Cell C2 is selected. A square dot in the lower right corner of the cell is called the Fill Handle. Hover the mouse over the dot and the mouse cursor changes to a black plus sign. When the + sign appears, double-click to copy the formula.

In the past, empty cells in the column to the left would cause the “double-click the Fill Handle” trick to stop working just before the empty cell. But as you can see below, names like Madonna, Cher, or Pele will not cause problems. Provided that there is at least a diagonal path (for example, via B76-A77-B78), Excel will find the true bottom of the data set.

In row 77, a person with only a first name and no last name. While the blank cell in B77 would have previously caused the Double-Click-The-Fill-Handle to stop at C76, it now goes all the way to the bottom of the data.

In my live Power Excel seminars, this trick always elicits a gasp from half the people in the room. It is my number-one time-saving trick.

Alternatives to Double-Clicking the Fill Handle

This trick is an awesome trick if all you've done to this point is drag the Fill Handle to the bottom of the data set. But there are even faster ways to solve this problem:

  • Use Tables. If you select one cell in A1:B112 and press Ctrl+T, Excel formats the range as a table. Once you have a table, simply enter the formula in C2. When you press Enter, it is copied to the bottom.
  • Use a complex but effective keyboard shortcut. This shortcut requires the adjacent column to have no empty cells. While it seems complicated to explain, the people who tell me about this shortcut can do the entire thing in the blink of an eye.

Here are the steps:
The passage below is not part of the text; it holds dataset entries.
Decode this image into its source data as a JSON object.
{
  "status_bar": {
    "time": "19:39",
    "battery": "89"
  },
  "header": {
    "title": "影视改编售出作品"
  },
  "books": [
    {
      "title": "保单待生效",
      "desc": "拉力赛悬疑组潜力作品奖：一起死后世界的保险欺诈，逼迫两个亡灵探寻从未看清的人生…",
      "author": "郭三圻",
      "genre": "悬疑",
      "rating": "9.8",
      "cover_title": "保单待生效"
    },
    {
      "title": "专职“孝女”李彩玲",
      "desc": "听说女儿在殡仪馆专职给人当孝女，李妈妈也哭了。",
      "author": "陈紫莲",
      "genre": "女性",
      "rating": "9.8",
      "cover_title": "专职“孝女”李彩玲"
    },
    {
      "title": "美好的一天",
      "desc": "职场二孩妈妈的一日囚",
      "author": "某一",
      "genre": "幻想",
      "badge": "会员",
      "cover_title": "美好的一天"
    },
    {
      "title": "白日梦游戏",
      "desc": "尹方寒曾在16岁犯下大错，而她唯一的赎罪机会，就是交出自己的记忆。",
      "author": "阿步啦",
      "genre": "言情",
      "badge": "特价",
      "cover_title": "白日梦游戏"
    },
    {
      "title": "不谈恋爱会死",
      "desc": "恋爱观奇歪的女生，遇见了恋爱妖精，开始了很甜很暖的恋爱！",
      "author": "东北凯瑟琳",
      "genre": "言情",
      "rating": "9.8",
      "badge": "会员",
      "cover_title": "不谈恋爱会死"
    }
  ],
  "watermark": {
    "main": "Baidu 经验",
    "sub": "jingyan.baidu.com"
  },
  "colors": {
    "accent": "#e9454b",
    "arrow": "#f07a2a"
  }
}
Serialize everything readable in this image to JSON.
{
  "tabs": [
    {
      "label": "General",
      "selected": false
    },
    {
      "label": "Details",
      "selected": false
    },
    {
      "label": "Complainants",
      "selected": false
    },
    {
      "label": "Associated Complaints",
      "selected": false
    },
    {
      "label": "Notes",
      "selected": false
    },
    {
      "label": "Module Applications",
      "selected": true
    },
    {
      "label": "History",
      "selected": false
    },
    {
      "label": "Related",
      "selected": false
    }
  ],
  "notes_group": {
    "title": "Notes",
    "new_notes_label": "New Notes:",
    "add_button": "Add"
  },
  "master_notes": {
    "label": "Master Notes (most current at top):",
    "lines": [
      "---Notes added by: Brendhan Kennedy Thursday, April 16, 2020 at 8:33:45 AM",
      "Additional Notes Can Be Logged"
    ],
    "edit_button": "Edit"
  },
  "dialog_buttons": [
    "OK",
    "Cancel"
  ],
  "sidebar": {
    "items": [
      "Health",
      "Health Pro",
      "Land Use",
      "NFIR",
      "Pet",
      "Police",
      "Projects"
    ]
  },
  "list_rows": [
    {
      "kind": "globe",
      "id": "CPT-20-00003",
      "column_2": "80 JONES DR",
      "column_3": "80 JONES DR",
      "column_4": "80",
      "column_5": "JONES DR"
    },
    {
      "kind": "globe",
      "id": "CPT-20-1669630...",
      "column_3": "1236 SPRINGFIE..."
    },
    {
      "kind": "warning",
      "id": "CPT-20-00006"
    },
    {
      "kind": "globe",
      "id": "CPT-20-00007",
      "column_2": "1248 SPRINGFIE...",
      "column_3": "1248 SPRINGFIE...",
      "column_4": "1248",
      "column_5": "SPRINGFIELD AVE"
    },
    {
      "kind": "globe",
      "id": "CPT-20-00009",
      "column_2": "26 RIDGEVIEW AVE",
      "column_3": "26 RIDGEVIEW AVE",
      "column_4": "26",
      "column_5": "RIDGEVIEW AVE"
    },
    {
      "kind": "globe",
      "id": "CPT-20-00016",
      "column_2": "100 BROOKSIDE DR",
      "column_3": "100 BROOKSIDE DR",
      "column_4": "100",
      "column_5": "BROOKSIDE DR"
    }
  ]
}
  1. From your newly entered formula in C2, press the Left Arrow key to move to cell B2.
  2. Press Ctrl+Down Arrow to move to the last row with data—in this case, B112.
  3. Press the Right Arrow key to return to the bottom of the mostly empty column C.
  4. From cell C112, press Ctrl+Shift+Up Arrow. This selects all of the blank cells next to your data, plus the formula in C2.
  5. Press Ctrl+D to fill the formula in C2 to all of the blanks in the selection. Ctrl+D is fill Down.
Five steps are shown. 1. Press Left Arrow to move from name in C2 to last name in B2. 2. Ctrl+Down to reach end of data in column B. 3. Press Right Arrow to move to mostly empty column D. 4. Ctrl+Shift+Up Arrow to select from C112 to C2. 5. Ctrl+D to Fill Down, copying the formula at the top of the range to all of the cells in the range.

Note

Ctrl+R fills right, which might be useful in other situations.

As an alternative, you can get the same results by pressing Ctrl+C before step 1 and replacing step 5 with pressing Ctrl+V.

Thanks to the following people who suggested this tip: D. Carmichael, Shelley Fishel, Dawn Gilbert, @Knutsford_admi, Francis Logan, Michael Ortenberg, Jon Paterson, Mike Sullivan and Greg Lambert Lane suggested Ctrl+D. Bill Hazlett, author of Excel for the Math Classroom, pointed out Ctrl+R.

Title Photo: rawpixel at Unsplash.com


Bill Jelen is the author / co-author of
Microsoft Excel 2019 Pivot Table Data Crunching

Use Excel 2019 pivot tables and pivot charts to produce powerful, dynamic reports in minutes instead of hours, to take control of your data and your business. Even if you’ve never created a pivot table before, this book will help you leverage all their remarkable flexibility and analytical power–including valuable improvements in Excel 2019 and Excel in Office 365.